--- Information ---

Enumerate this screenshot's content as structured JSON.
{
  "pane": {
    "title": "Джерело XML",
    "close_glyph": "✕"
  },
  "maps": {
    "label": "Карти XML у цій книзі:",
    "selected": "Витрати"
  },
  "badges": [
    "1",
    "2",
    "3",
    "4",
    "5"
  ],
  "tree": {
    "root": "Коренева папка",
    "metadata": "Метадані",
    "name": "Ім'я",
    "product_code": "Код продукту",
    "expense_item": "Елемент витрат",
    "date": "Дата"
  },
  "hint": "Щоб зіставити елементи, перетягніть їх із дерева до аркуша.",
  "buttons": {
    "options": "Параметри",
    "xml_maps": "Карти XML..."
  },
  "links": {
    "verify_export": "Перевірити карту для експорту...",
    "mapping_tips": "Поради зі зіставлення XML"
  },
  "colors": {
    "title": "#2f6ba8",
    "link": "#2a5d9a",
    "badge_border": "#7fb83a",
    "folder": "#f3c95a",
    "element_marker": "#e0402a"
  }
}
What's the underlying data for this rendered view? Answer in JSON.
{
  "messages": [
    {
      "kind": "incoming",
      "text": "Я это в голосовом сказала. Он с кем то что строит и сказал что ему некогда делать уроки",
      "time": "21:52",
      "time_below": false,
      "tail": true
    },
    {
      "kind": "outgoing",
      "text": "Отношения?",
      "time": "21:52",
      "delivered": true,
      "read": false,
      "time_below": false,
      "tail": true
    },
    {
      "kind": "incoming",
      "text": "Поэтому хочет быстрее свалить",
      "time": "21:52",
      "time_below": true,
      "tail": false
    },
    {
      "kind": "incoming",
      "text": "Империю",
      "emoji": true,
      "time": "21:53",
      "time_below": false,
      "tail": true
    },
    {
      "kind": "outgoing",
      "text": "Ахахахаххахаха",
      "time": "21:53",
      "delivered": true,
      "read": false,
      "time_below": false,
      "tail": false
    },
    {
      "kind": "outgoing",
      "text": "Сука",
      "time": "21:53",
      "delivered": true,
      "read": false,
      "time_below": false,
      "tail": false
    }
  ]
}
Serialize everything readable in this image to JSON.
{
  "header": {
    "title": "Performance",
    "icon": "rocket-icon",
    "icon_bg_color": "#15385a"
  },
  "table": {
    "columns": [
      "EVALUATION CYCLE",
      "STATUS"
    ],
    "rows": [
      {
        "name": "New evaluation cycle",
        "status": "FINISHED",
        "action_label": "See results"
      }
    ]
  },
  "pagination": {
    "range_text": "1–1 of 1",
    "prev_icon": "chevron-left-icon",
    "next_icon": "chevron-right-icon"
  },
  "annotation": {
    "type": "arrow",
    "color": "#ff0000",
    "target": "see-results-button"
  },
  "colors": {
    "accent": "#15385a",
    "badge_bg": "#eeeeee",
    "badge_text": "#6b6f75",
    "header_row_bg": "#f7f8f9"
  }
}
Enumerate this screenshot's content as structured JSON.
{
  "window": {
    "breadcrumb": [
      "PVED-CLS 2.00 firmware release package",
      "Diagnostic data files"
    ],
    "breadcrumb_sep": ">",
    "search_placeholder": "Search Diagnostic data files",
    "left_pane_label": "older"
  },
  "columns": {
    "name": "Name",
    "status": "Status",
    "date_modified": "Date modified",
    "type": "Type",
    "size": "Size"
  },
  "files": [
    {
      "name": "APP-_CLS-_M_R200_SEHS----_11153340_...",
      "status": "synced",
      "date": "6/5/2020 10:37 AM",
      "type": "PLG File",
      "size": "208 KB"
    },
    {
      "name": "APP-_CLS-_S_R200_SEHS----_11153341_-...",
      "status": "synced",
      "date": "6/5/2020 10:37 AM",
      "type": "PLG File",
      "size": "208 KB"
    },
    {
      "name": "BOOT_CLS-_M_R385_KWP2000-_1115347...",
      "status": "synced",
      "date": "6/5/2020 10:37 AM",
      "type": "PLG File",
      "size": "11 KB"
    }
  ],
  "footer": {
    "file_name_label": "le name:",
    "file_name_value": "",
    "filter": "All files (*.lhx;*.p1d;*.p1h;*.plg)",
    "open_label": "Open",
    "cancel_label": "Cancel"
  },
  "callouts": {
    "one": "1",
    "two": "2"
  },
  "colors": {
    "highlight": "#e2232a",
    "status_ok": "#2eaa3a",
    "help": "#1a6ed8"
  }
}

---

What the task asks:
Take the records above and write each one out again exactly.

Output of the task:
Enumerate this screenshot's content as structured JSON.
{
  "pane": {
    "title": "Джерело XML",
    "close_glyph": "✕"
  },
  "maps": {
    "label": "Карти XML у цій книзі:",
    "selected": "Витрати"
  },
  "badges": [
    "1",
    "2",
    "3",
    "4",
    "5"
  ],
  "tree": {
    "root": "Коренева папка",
    "metadata": "Метадані",
    "name": "Ім'я",
    "product_code": "Код продукту",
    "expense_item": "Елемент витрат",
    "date": "Дата"
  },
  "hint": "Щоб зіставити елементи, перетягніть їх із дерева до аркуша.",
  "buttons": {
    "options": "Параметри",
    "xml_maps": "Карти XML..."
  },
  "links": {
    "verify_export": "Перевірити карту для експорту...",
    "mapping_tips": "Поради зі зіставлення XML"
  },
  "colors": {
    "title": "#2f6ba8",
    "link": "#2a5d9a",
    "badge_border": "#7fb83a",
    "folder": "#f3c95a",
    "element_marker": "#e0402a"
  }
}
What's the underlying data for this rendered view? Answer in JSON.
{
  "messages": [
    {
      "kind": "incoming",
      "text": "Я это в голосовом сказала. Он с кем то что строит и сказал что ему некогда делать уроки",
      "time": "21:52",
      "time_below": false,
      "tail": true
    },
    {
      "kind": "outgoing",
      "text": "Отношения?",
      "time": "21:52",
      "delivered": true,
      "read": false,
      "time_below": false,
      "tail": true
    },
    {
      "kind": "incoming",
      "text": "Поэтому хочет быстрее свалить",
      "time": "21:52",
      "time_below": true,
      "tail": false
    },
    {
      "kind": "incoming",
      "text": "Империю",
      "emoji": true,
      "time": "21:53",
      "time_below": false,
      "tail": true
    },
    {
      "kind": "outgoing",
      "text": "Ахахахаххахаха",
      "time": "21:53",
      "delivered": true,
      "read": false,
      "time_below": false,
      "tail": false
    },
    {
      "kind": "outgoing",
      "text": "Сука",
      "time": "21:53",
      "delivered": true,
      "read": false,
      "time_below": false,
      "tail": false
    }
  ]
}
Serialize everything readable in this image to JSON.
{
  "header": {
    "title": "Performance",
    "icon": "rocket-icon",
    "icon_bg_color": "#15385a"
  },
  "table": {
    "columns": [
      "EVALUATION CYCLE",
      "STATUS"
    ],
    "rows": [
      {
        "name": "New evaluation cycle",
        "status": "FINISHED",
        "action_label": "See results"
      }
    ]
  },
  "pagination": {
    "range_text": "1–1 of 1",
    "prev_icon": "chevron-left-icon",
    "next_icon": "chevron-right-icon"
  },
  "annotation": {
    "type": "arrow",
    "color": "#ff0000",
    "target": "see-results-button"
  },
  "colors": {
    "accent": "#15385a",
    "badge_bg": "#eeeeee",
    "badge_text": "#6b6f75",
    "header_row_bg": "#f7f8f9"
  }
}
Enumerate this screenshot's content as structured JSON.
{
  "window": {
    "breadcrumb": [
      "PVED-CLS 2.00 firmware release package",
      "Diagnostic data files"
    ],
    "breadcrumb_sep": ">",
    "search_placeholder": "Search Diagnostic data files",
    "left_pane_label": "older"
  },
  "columns": {
    "name": "Name",
    "status": "Status",
    "date_modified": "Date modified",
    "type": "Type",
    "size": "Size"
  },
  "files": [
    {
      "name": "APP-_CLS-_M_R200_SEHS----_11153340_...",
      "status": "synced",
      "date": "6/5/2020 10:37 AM",
      "type": "PLG File",
      "size": "208 KB"
    },
    {
      "name": "APP-_CLS-_S_R200_SEHS----_11153341_-...",
      "status": "synced",
      "date": "6/5/2020 10:37 AM",
      "type": "PLG File",
      "size": "208 KB"
    },
    {
      "name": "BOOT_CLS-_M_R385_KWP2000-_1115347...",
      "status": "synced",
      "date": "6/5/2020 10:37 AM",
      "type": "PLG File",
      "size": "11 KB"
    }
  ],
  "footer": {
    "file_name_label": "le name:",
    "file_name_value": "",
    "filter": "All files (*.lhx;*.p1d;*.p1h;*.plg)",
    "open_label": "Open",
    "cancel_label": "Cancel"
  },
  "callouts": {
    "one": "1",
    "two": "2"
  },
  "colors": {
    "highlight": "#e2232a",
    "status_ok": "#2eaa3a",
    "help": "#1a6ed8"
  }
}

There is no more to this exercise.